PHOENIX — The Latest on the sentencing of a Syrian man convicted on conspiracy charges for making circuit boards used to detonate roadside bombs (all times local):
A Syrian man was sentenced to life in prison for his convictions for making circuit boards used to detonate roadside bombs in attacks against U.S. soldiers during the Iraq War.
Authorities say Ahmed Alahmedalabdaloklah (AL-ah-med-AL-ab-dahl-OK'-lah) made circuit boards that were used to detonate roadside bombs for an insurgent group that claimed responsibility for 230 attacks against American soldiers in Iraq from 2005 to 2010.
The case stemmed from a raid a decade ago at a Baghdad apartment where soldiers discovered a large cache of bomb-making materials, though no explosives were found.
Prosecutors say Alahmedalabdaloklah has shown no remorse for his actions, while defense attorneys complained that co-conspirators haven't been prosecuted in the case.
U.S. District Judge Roslyn Silver says Alahmedalabdaloklah knew the circuit boards were being used in making bombs.

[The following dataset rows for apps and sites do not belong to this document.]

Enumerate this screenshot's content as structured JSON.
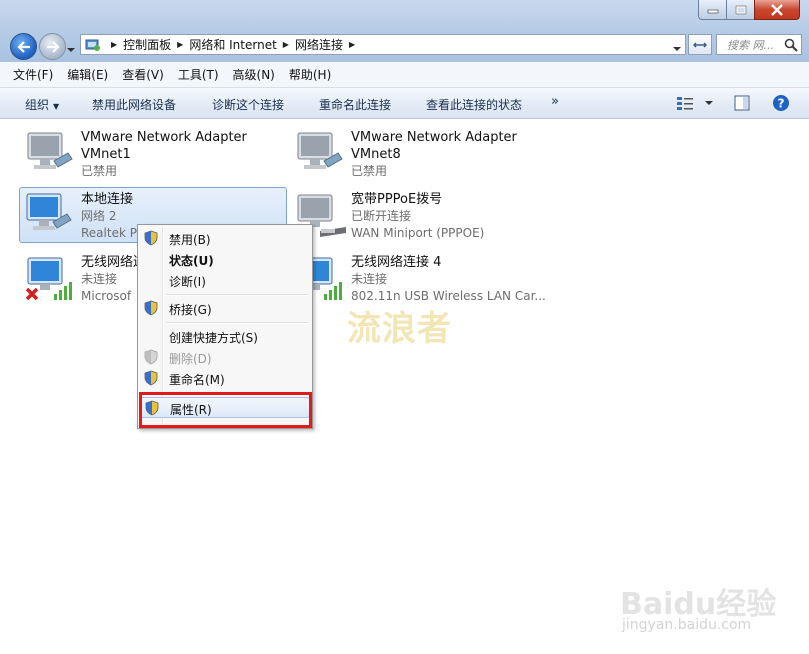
{
  "address_bar": {
    "crumbs": [
      "控制面板",
      "网络和 Internet",
      "网络连接"
    ],
    "search_placeholder": "搜索 网..."
  },
  "menu": [
    "文件(F)",
    "编辑(E)",
    "查看(V)",
    "工具(T)",
    "高级(N)",
    "帮助(H)"
  ],
  "toolbar": {
    "organize": "组织",
    "disable": "禁用此网络设备",
    "diagnose": "诊断这个连接",
    "rename": "重命名此连接",
    "view_status": "查看此连接的状态",
    "more": "»"
  },
  "connections": [
    {
      "name": "VMware Network Adapter",
      "status": "VMnet1",
      "adapter": "已禁用"
    },
    {
      "name": "VMware Network Adapter",
      "status": "VMnet8",
      "adapter": "已禁用"
    },
    {
      "name": "本地连接",
      "status": "网络 2",
      "adapter": "Realtek P"
    },
    {
      "name": "宽带PPPoE拨号",
      "status": "已断开连接",
      "adapter": "WAN Miniport (PPPOE)"
    },
    {
      "name": "无线网络连",
      "status": "未连接",
      "adapter": "Microsof"
    },
    {
      "name": "无线网络连接 4",
      "status": "未连接",
      "adapter": "802.11n USB Wireless LAN Car..."
    }
  ],
  "context_menu": {
    "disable": "禁用(B)",
    "status": "状态(U)",
    "diagnose": "诊断(I)",
    "bridge": "桥接(G)",
    "shortcut": "创建快捷方式(S)",
    "delete": "删除(D)",
    "rename": "重命名(M)",
    "properties": "属性(R)"
  },
  "watermark": "流浪者",
  "baidu": {
    "logo": "Baidu经验",
    "url": "jingyan.baidu.com"
  },
  "colors": {
    "highlight": "#e01b1b",
    "selection": "#cfe1f6"
  }
}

A Syrian man accused of making a component in improvised explosive devices used in attacks against U.S. soldiers during the Iraq War is scheduled to be sentenced on federal conspiracy charges.

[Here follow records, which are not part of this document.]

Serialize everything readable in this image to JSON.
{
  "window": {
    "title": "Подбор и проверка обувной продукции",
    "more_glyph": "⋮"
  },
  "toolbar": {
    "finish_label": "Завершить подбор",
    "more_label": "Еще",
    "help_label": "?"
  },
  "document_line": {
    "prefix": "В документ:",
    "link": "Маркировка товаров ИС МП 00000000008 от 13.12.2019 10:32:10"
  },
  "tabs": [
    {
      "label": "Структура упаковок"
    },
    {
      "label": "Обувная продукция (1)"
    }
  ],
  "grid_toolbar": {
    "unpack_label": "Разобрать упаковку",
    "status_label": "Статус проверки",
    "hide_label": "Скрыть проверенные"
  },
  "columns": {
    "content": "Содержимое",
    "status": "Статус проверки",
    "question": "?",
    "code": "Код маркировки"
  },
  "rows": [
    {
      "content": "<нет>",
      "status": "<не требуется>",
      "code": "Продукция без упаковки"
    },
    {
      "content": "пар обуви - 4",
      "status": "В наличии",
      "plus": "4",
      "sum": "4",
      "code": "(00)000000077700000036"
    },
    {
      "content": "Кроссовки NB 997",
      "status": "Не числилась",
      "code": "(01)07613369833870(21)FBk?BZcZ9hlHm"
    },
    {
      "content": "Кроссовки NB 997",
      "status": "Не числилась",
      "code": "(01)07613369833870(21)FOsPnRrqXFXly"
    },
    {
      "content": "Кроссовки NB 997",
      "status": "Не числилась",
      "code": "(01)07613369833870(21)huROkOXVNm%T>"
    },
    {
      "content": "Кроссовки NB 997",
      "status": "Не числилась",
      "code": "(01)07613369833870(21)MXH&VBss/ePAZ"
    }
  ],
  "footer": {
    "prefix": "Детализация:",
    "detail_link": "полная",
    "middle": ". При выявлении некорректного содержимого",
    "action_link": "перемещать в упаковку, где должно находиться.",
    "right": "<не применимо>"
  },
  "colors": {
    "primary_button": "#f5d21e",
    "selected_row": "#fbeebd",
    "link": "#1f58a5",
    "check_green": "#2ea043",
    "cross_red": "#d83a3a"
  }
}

Ahmed Alahmedalabdaloklah (AL-ah-med-AL-ab-dahl-OK'-lah) faces up to life at his sentencing hearing Wednesday.
Alahmedalabdaloklah is accused of making circuit boards used to remotely detonate roadside bombs for the 1920 Revolution Brigades.
Prosecutors have said the group claimed responsibility for 230 attacks against American soldiers in Iraq from 2005 to 2010.

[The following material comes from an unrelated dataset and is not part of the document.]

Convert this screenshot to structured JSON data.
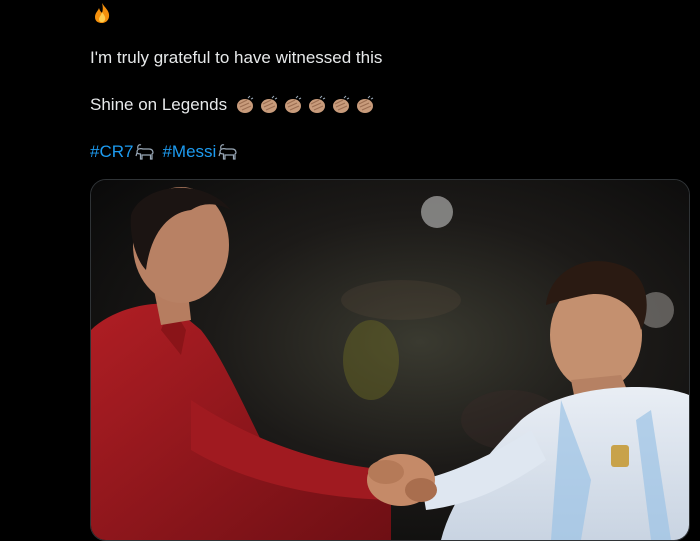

Defense attorneys have said Alahmedalabdaloklah never expressed any sentiments against Americans in 12 years of emails that were reviewed by investigators.
The trial was held in Phoenix because authorities say Alahmedalabdaloklah got components for a wireless initiation system used in the IEDs from a company based in Arizona.